● **Task brief**
Go over the listing below line by line, and return each one holding the string "transport".

################

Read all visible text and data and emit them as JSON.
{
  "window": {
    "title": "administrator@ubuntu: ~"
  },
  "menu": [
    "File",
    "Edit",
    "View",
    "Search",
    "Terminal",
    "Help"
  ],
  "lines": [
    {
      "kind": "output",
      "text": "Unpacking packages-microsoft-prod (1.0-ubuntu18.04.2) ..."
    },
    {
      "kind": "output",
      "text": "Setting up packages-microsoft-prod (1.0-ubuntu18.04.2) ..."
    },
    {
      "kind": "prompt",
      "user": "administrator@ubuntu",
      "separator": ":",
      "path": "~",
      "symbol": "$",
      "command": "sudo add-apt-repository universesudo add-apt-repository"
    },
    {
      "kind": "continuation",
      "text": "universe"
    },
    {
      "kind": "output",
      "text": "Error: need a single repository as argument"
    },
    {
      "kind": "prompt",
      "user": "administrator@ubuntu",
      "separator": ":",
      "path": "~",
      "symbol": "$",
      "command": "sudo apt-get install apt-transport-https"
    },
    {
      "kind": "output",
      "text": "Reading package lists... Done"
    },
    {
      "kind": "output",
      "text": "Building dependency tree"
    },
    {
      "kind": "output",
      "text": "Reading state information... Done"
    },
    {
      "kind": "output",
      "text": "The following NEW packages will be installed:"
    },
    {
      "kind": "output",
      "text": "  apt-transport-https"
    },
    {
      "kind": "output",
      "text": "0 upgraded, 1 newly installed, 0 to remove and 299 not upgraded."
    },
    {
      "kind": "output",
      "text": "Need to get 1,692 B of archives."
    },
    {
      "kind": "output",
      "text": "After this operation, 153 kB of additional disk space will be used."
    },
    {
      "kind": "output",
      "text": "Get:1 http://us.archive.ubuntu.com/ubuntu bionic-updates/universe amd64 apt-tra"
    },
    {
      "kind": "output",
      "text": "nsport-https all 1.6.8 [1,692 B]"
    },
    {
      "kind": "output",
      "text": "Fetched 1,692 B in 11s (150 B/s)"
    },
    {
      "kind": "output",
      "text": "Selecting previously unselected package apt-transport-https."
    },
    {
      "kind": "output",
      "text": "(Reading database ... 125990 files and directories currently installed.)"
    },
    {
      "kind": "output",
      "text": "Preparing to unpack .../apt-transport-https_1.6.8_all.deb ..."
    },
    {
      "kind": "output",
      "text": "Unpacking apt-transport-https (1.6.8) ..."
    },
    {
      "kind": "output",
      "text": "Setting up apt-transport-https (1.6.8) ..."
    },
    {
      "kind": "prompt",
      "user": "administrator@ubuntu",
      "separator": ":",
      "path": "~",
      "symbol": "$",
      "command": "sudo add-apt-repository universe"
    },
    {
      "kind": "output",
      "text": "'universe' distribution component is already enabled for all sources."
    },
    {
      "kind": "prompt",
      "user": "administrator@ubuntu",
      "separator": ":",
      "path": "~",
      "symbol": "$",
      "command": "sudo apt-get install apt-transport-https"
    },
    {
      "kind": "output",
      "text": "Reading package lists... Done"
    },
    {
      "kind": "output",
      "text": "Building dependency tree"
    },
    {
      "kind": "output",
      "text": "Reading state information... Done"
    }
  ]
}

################

● **Written reply**
      "command": "sudo apt-get install apt-transport-https"
      "text": "  apt-transport-https"
      "text": "Selecting previously unselected package apt-transport-https."
      "text": "Preparing to unpack .../apt-transport-https_1.6.8_all.deb ..."
      "text": "Unpacking apt-transport-https (1.6.8) ..."
      "text": "Setting up apt-transport-https (1.6.8) ..."
      "command": "sudo apt-get install apt-transport-https"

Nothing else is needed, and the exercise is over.